What to work on: Copy each line of the data below exactly, leaving out pictures.
:: Data excerpts
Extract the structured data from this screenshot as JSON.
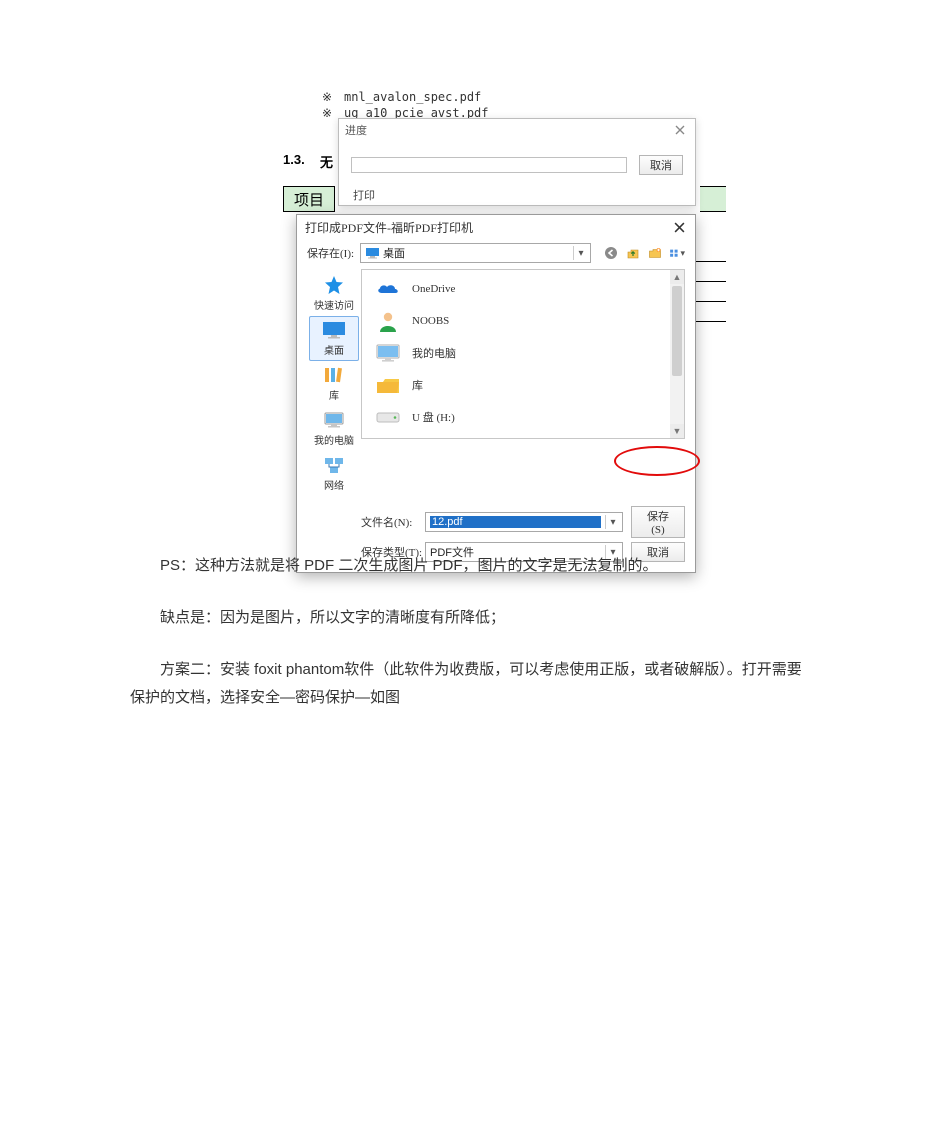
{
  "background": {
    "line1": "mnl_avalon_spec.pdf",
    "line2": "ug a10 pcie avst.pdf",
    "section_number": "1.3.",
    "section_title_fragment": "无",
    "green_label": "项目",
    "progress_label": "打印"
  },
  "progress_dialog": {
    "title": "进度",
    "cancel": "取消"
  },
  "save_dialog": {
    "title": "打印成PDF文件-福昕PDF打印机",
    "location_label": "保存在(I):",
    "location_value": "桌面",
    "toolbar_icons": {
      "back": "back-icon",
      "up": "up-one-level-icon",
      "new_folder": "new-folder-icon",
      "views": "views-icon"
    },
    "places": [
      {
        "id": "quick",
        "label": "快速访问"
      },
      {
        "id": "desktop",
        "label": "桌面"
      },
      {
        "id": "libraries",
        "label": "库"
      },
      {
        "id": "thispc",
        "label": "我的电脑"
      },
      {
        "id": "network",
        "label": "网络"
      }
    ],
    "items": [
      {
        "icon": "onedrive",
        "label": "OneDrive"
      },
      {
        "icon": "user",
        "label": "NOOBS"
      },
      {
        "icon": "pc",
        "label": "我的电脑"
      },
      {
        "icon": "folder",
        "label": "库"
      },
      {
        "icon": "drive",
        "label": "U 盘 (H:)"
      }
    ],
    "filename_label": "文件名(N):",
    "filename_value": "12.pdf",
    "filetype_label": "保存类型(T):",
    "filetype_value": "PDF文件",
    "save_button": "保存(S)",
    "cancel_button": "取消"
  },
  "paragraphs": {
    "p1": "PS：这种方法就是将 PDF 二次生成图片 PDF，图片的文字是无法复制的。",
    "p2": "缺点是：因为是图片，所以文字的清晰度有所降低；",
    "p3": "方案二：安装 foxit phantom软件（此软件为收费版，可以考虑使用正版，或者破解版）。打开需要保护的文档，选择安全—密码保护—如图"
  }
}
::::
Answer space:
Extract the structured data from this screenshot as JSON.
{
  "background": {
    "line1": "mnl_avalon_spec.pdf",
    "line2": "ug a10 pcie avst.pdf",
    "section_number": "1.3.",
    "section_title_fragment": "无",
    "green_label": "项目",
    "progress_label": "打印"
  },
  "progress_dialog": {
    "title": "进度",
    "cancel": "取消"
  },
  "save_dialog": {
    "title": "打印成PDF文件-福昕PDF打印机",
    "location_label": "保存在(I):",
    "location_value": "桌面",
    "toolbar_icons": {
      "back": "back-icon",
      "up": "up-one-level-icon",
      "new_folder": "new-folder-icon",
      "views": "views-icon"
    },
    "places": [
      {
        "id": "quick",
        "label": "快速访问"
      },
      {
        "id": "desktop",
        "label": "桌面"
      },
      {
        "id": "libraries",
        "label": "库"
      },
      {
        "id": "thispc",
        "label": "我的电脑"
      },
      {
        "id": "network",
        "label": "网络"
      }
    ],
    "items": [
      {
        "icon": "onedrive",
        "label": "OneDrive"
      },
      {
        "icon": "user",
        "label": "NOOBS"
      },
      {
        "icon": "pc",
        "label": "我的电脑"
      },
      {
        "icon": "folder",
        "label": "库"
      },
      {
        "icon": "drive",
        "label": "U 盘 (H:)"
      }
    ],
    "filename_label": "文件名(N):",
    "filename_value": "12.pdf",
    "filetype_label": "保存类型(T):",
    "filetype_value": "PDF文件",
    "save_button": "保存(S)",
    "cancel_button": "取消"
  },
  "paragraphs": {
    "p1": "PS：这种方法就是将 PDF 二次生成图片 PDF，图片的文字是无法复制的。",
    "p2": "缺点是：因为是图片，所以文字的清晰度有所降低；",
    "p3": "方案二：安装 foxit phantom软件（此软件为收费版，可以考虑使用正版，或者破解版）。打开需要保护的文档，选择安全—密码保护—如图"
  }
}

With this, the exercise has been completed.